WHAT THIS TASK INVOLVES:
A single figure is required: the number of lines below that contain "from".

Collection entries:
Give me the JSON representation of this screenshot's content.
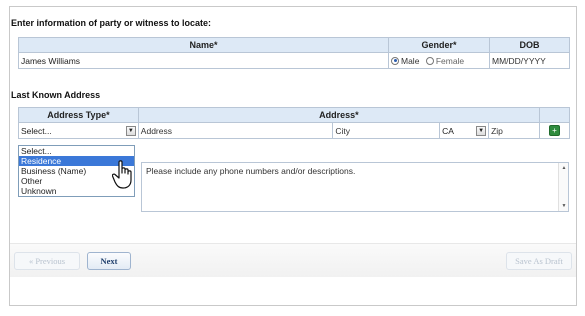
{
  "section": {
    "title": "Enter information of party or witness to locate:",
    "last_known_address": "Last Known Address"
  },
  "party_table": {
    "headers": {
      "name": "Name*",
      "gender": "Gender*",
      "dob": "DOB"
    },
    "name_value": "James Williams",
    "gender_options": [
      {
        "label": "Male",
        "selected": true
      },
      {
        "label": "Female",
        "selected": false
      }
    ],
    "dob_placeholder": "MM/DD/YYYY"
  },
  "address_table": {
    "headers": {
      "address_type": "Address Type*",
      "address": "Address*"
    },
    "address_type_value": "Select...",
    "address_placeholder": "Address",
    "city_placeholder": "City",
    "state_value": "CA",
    "zip_placeholder": "Zip"
  },
  "address_type_dropdown": {
    "options": [
      "Select...",
      "Residence",
      "Business (Name)",
      "Other",
      "Unknown"
    ],
    "highlighted_index": 1
  },
  "description": {
    "placeholder": "Please include any phone numbers and/or descriptions."
  },
  "buttons": {
    "previous": "« Previous",
    "next": "Next",
    "save_draft": "Save As Draft"
  },
  "icons": {
    "add_row": "plus-icon",
    "cursor": "hand-pointer-icon"
  },
  "colors": {
    "header_bg": "#dde9f6",
    "highlight": "#3b78d8",
    "add_button": "#2e8b3e"
  }
}
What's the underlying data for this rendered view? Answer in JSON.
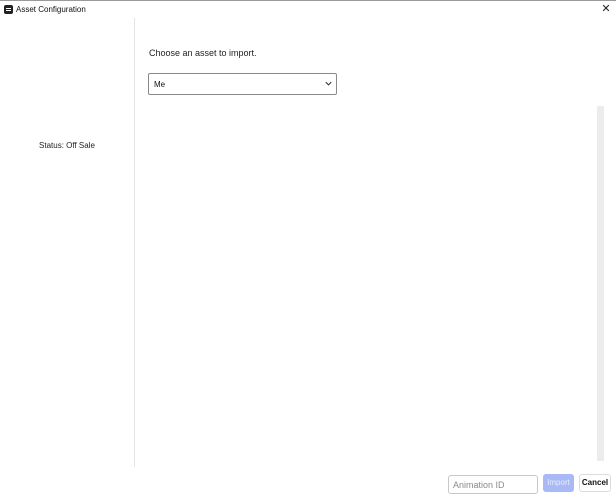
{
  "window": {
    "title": "Asset Configuration",
    "icons": {
      "app": "app-logo-icon",
      "close": "close-icon",
      "dropdown": "chevron-down-icon"
    }
  },
  "sidebar": {
    "status_text": "Status: Off Sale"
  },
  "main": {
    "prompt": "Choose an asset to import.",
    "owner_select": {
      "selected_value": "Me"
    }
  },
  "footer": {
    "animation_id_placeholder": "Animation ID",
    "import_label": "Import",
    "cancel_label": "Cancel"
  },
  "colors": {
    "accent_disabled": "#a9b9f5",
    "border": "#8a8a8a"
  }
}
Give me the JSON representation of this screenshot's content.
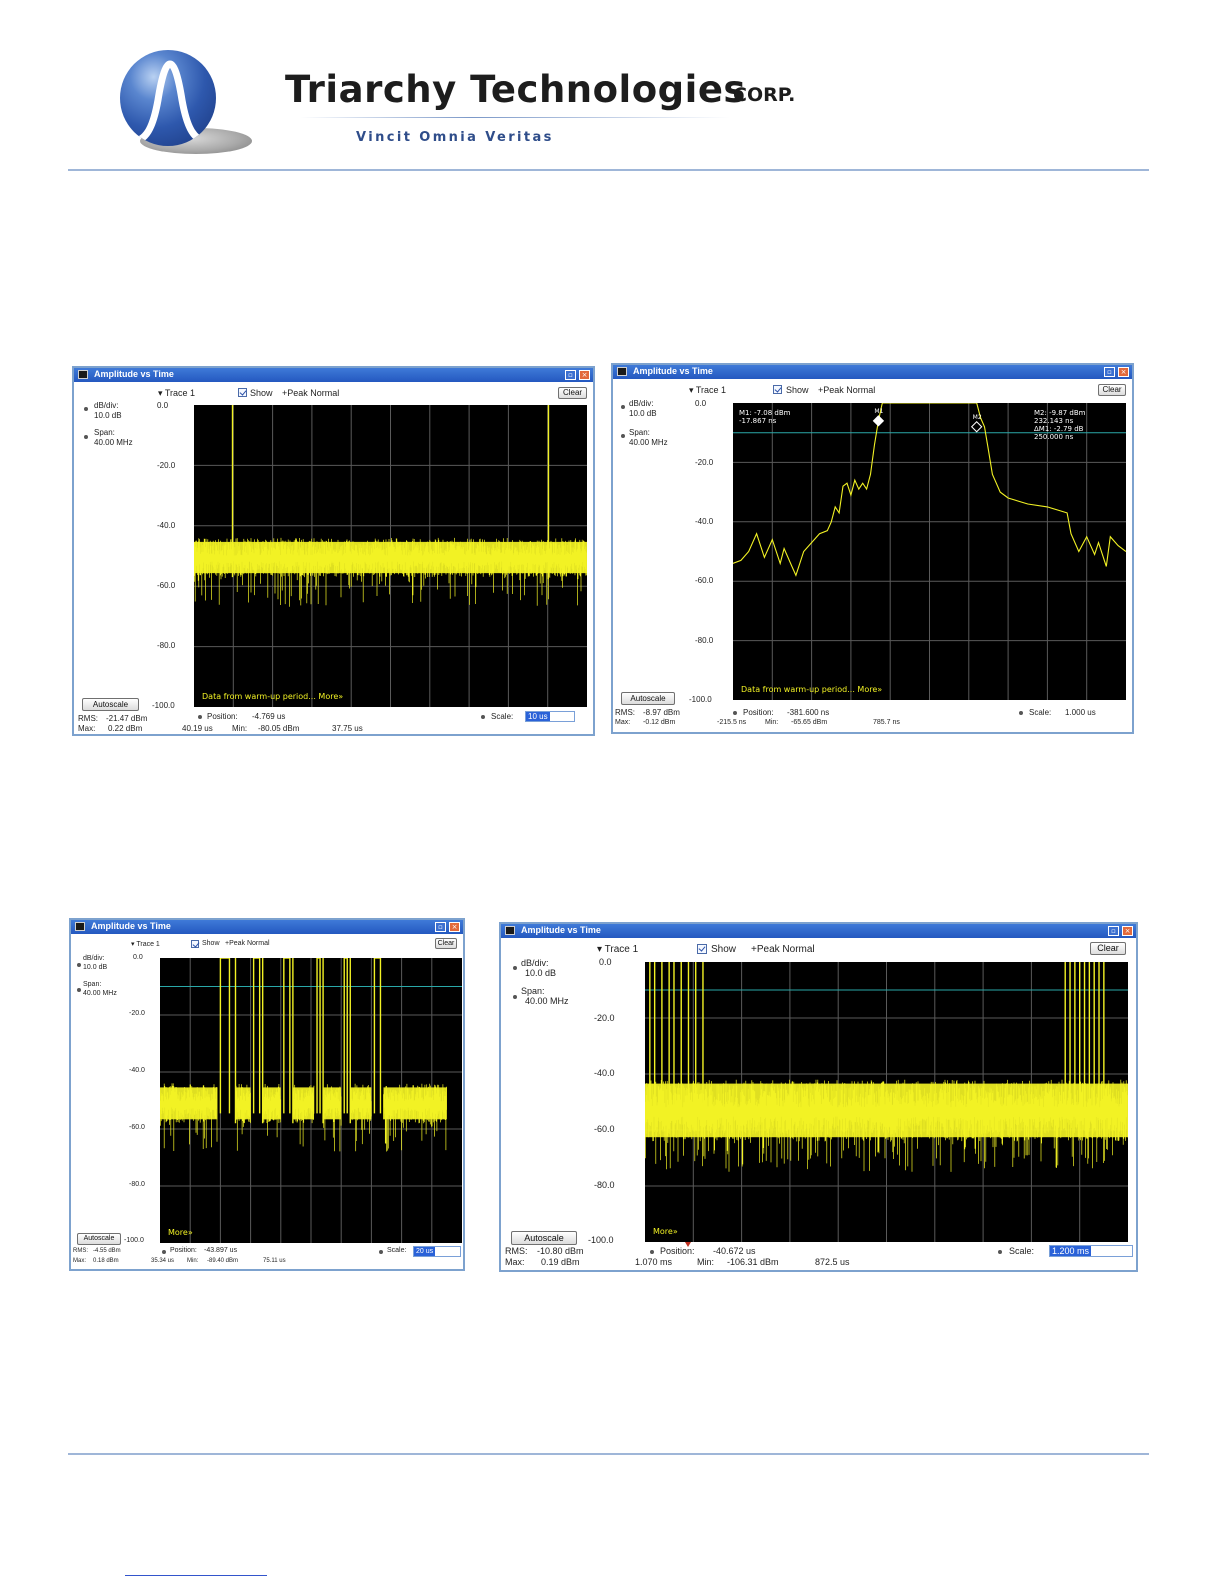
{
  "header": {
    "brand": "Triarchy Technologies",
    "corp": "CORP.",
    "tagline": "Vincit Omnia Veritas"
  },
  "screens": [
    {
      "title": "Amplitude vs Time",
      "trace": "Trace 1",
      "show": "Show",
      "mode": "+Peak Normal",
      "clear": "Clear",
      "dbdiv_label": "dB/div:",
      "dbdiv_value": "10.0 dB",
      "span_label": "Span:",
      "span_value": "40.00 MHz",
      "autoscale": "Autoscale",
      "message": "Data from warm-up period... More»",
      "position_label": "Position:",
      "position_value": "-4.769 us",
      "scale_label": "Scale:",
      "scale_value": "10 us",
      "rms_label": "RMS:",
      "rms_value": "-21.47 dBm",
      "max_label": "Max:",
      "max_value": "0.22 dBm",
      "max_at": "40.19 us",
      "min_label": "Min:",
      "min_value": "-80.05 dBm",
      "min_at": "37.75 us",
      "markers": [],
      "chart_data": {
        "type": "line",
        "title": "",
        "yticks": [
          "0.0",
          "-20.0",
          "-40.0",
          "-60.0",
          "-80.0",
          "-100.0"
        ],
        "ylim": [
          -100,
          0
        ],
        "xlim": [
          0,
          100
        ],
        "grid": true,
        "noise_band": [
          -57,
          -44
        ],
        "noise_floor": -67,
        "threshold": null,
        "bursts": [],
        "spikes": [
          {
            "x": 9.8,
            "y": 0
          },
          {
            "x": 90.2,
            "y": 0
          }
        ]
      }
    },
    {
      "title": "Amplitude vs Time",
      "trace": "Trace 1",
      "show": "Show",
      "mode": "+Peak Normal",
      "clear": "Clear",
      "dbdiv_label": "dB/div:",
      "dbdiv_value": "10.0 dB",
      "span_label": "Span:",
      "span_value": "40.00 MHz",
      "autoscale": "Autoscale",
      "message": "Data from warm-up period... More»",
      "position_label": "Position:",
      "position_value": "-381.600 ns",
      "scale_label": "Scale:",
      "scale_value": "1.000 us",
      "rms_label": "RMS:",
      "rms_value": "-8.97 dBm",
      "max_label": "Max:",
      "max_value": "-0.12 dBm",
      "max_at": "-215.5 ns",
      "min_label": "Min:",
      "min_value": "-65.65 dBm",
      "min_at": "785.7 ns",
      "markers": [
        {
          "label": "M1",
          "readout": [
            "M1: -7.08 dBm",
            "-17.867 ns"
          ],
          "x": 37.0,
          "y": -6
        },
        {
          "label": "M2",
          "readout": [
            "M2: -9.87 dBm",
            "232.143 ns",
            "ΔM1: -2.79 dB",
            "250.000 ns"
          ],
          "x": 62.0,
          "y": -8
        }
      ],
      "chart_data": {
        "type": "line",
        "title": "",
        "yticks": [
          "0.0",
          "-20.0",
          "-40.0",
          "-60.0",
          "-80.0",
          "-100.0"
        ],
        "ylim": [
          -100,
          0
        ],
        "xlim": [
          0,
          100
        ],
        "grid": true,
        "threshold": -10,
        "series": [
          {
            "x": [
              0,
              2,
              4,
              6,
              8,
              10,
              12,
              13,
              15,
              16,
              18,
              20,
              22,
              24,
              25,
              26,
              27,
              28,
              29,
              30,
              31,
              32,
              33,
              34,
              35,
              36,
              37,
              38,
              40,
              45,
              50,
              55,
              58,
              60,
              62,
              63,
              64,
              65,
              66,
              67,
              68,
              70,
              75,
              80,
              85,
              86,
              88,
              90,
              92,
              93,
              95,
              96,
              98,
              100
            ],
            "y": [
              -54,
              -53,
              -50,
              -44,
              -52,
              -46,
              -54,
              -49,
              -55,
              -58,
              -50,
              -47,
              -44,
              -43,
              -40,
              -35,
              -37,
              -28,
              -27,
              -31,
              -26,
              -29,
              -27,
              -29,
              -24,
              -14,
              -6,
              0,
              0,
              0,
              0,
              0,
              0,
              0,
              0,
              -5,
              -8,
              -16,
              -24,
              -27,
              -30,
              -32,
              -34,
              -35,
              -37,
              -44,
              -50,
              -45,
              -51,
              -47,
              -55,
              -45,
              -48,
              -50
            ]
          }
        ]
      }
    },
    {
      "title": "Amplitude vs Time",
      "trace": "Trace 1",
      "show": "Show",
      "mode": "+Peak Normal",
      "clear": "Clear",
      "dbdiv_label": "dB/div:",
      "dbdiv_value": "10.0 dB",
      "span_label": "Span:",
      "span_value": "40.00 MHz",
      "autoscale": "Autoscale",
      "message": "More»",
      "position_label": "Position:",
      "position_value": "-43.897 us",
      "scale_label": "Scale:",
      "scale_value": "20 us",
      "rms_label": "RMS:",
      "rms_value": "-4.55 dBm",
      "max_label": "Max:",
      "max_value": "0.18 dBm",
      "max_at": "35.34 us",
      "min_label": "Min:",
      "min_value": "-89.40 dBm",
      "min_at": "75.11 us",
      "markers": [],
      "chart_data": {
        "type": "line",
        "title": "",
        "yticks": [
          "0.0",
          "-20.0",
          "-40.0",
          "-60.0",
          "-80.0",
          "-100.0"
        ],
        "ylim": [
          -100,
          0
        ],
        "xlim": [
          0,
          100
        ],
        "grid": true,
        "threshold": -10,
        "noise_floor": -68,
        "noise_band": [
          -58,
          -44
        ],
        "segments": [
          [
            0,
            19
          ],
          [
            25,
            30
          ],
          [
            34,
            40
          ],
          [
            44,
            51
          ],
          [
            54,
            60
          ],
          [
            63,
            70
          ],
          [
            74,
            95
          ]
        ],
        "bursts": [
          {
            "from": 20,
            "to": 23
          },
          {
            "from": 31,
            "to": 33
          },
          {
            "from": 41,
            "to": 43
          },
          {
            "from": 52,
            "to": 53
          },
          {
            "from": 61,
            "to": 62
          },
          {
            "from": 71,
            "to": 73
          }
        ],
        "spikes": [
          {
            "x": 25,
            "y": 0
          },
          {
            "x": 34,
            "y": 0
          },
          {
            "x": 44,
            "y": 0
          },
          {
            "x": 54,
            "y": 0
          },
          {
            "x": 63,
            "y": 0
          }
        ]
      }
    },
    {
      "title": "Amplitude vs Time",
      "trace": "Trace 1",
      "show": "Show",
      "mode": "+Peak Normal",
      "clear": "Clear",
      "dbdiv_label": "dB/div:",
      "dbdiv_value": "10.0 dB",
      "span_label": "Span:",
      "span_value": "40.00 MHz",
      "autoscale": "Autoscale",
      "message": "More»",
      "position_label": "Position:",
      "position_value": "-40.672 us",
      "scale_label": "Scale:",
      "scale_value": "1.200 ms",
      "rms_label": "RMS:",
      "rms_value": "-10.80 dBm",
      "max_label": "Max:",
      "max_value": "0.19 dBm",
      "max_at": "1.070 ms",
      "min_label": "Min:",
      "min_value": "-106.31 dBm",
      "min_at": "872.5 us",
      "markers": [],
      "chart_data": {
        "type": "line",
        "title": "",
        "yticks": [
          "0.0",
          "-20.0",
          "-40.0",
          "-60.0",
          "-80.0",
          "-100.0"
        ],
        "ylim": [
          -100,
          0
        ],
        "xlim": [
          0,
          100
        ],
        "grid": true,
        "threshold": -10,
        "noise_floor": -75,
        "noise_band": [
          -64,
          -42
        ],
        "segments": [
          [
            0,
            100
          ]
        ],
        "bursts": [
          {
            "from": 1,
            "to": 12,
            "lines": [
              1,
              2,
              3.5,
              5,
              6,
              7.5,
              9,
              10.5,
              12
            ]
          },
          {
            "from": 87,
            "to": 95,
            "lines": [
              87,
              88,
              89,
              90,
              91,
              92,
              93,
              94,
              95
            ]
          }
        ],
        "spikes": []
      }
    }
  ]
}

THE COMPLETED TASK:
10